Standing Guard is a classic work from the Cultural Revolution era, capturing basic features of artistic production from the time. In its expression, perspective, and figurative portrayals, Shen produced a work that reflects the principle of combining revolutionary realism and romanticism. He also focuses on the central heroic characters. At the time, in recognition of such political themes as being vigilant, protectionist, anti-imperialist and anti-revisionist, the artist portrayed border patrol solders on guard according to Chinese artistic precepts: the painting’s style is “high, big, and comprehensive”, accompanied by a treatment characterized as “red, bright, and shining” (hong, guang, liang). Further, Shen’s portrayal came from direct observation, a careful concept, and the imitation of Soviet Union oil techniques. By working this way, he departed from the creative guidelines from the Cultural Revolution.
Perhaps Standing Guard stood out because the painting has a clear theme and visual detailing. It was selected to participate in the national art exhibition in 1974. But, unfortunately, in order to further enhance the detailing, the organizers of the exhibition had the two main figures in Standing Guard retouched. Their faces were widened in order to show greatness of character. The painters also deepened the contours of their noses and lips in order to emphasize the soldiers’vigilance toward and hatred of the revisionism and imperialism of the Soviet Union across the river; their rosy cheeks in the twilight were replaced by a layer of pink color, symbolizing their bravery and heroism.
It is said that while Jiang Qing was very satisfied with several works from the national art exhibition, she emphasized her praise of Standing Guard. Shen traveled a considerable distance to see the show and came to see his work at the exhibition with great excitement. But when he realized that the figures in his painting had been retouched, Shen was deeply discouraged. As a memory, this intervention disturbed the artist for many years. Shen still maintained some resentment toward Wang Mantian, the person who organized the painting rectification team that changed Standing Guard, supposedly because it did not meet political standards. As Shen saw it, the revisions destroyed all his hard work; he felt the painting’s authenticity had been destroyed by numerous revisions.
In fact, in order to follow the political requirements for revolutionary art and to avoid wearing a hat for having illicit relations with a foreign country, Shen purposely painted dark clouds over the Soviet Union.

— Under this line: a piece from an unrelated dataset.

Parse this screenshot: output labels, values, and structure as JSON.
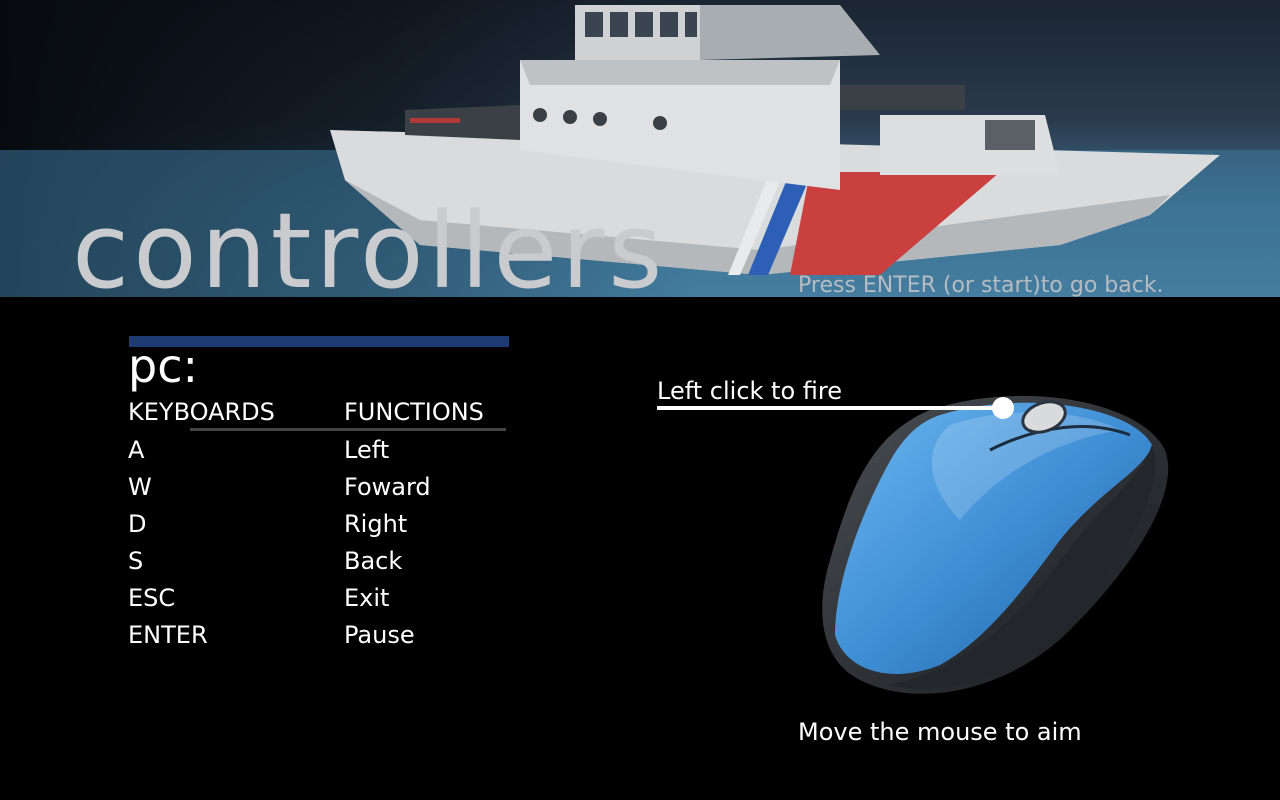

By bringing about the visual contrast, Shen still was able to exercise “red, bright, and shining”principles in his painting. Unfortunately, published pictures of Standing Guard were all revised images done by other painters. Shen felt great bitterness about the situation. Not until 1997 would Shen have the opportunity to completely restore the painting.
Adapted from Cao Qinghui’s “Politics and Aesthetics behind the “Balance”
—Reading a Kind of Creative Production in the Cultural Revolution from the Standing Guard for Our Great Motherland
Company: China Guardian Auctions Co.Ltd.
Auction: 2009 Spring Auctions
Date: 2009-05-29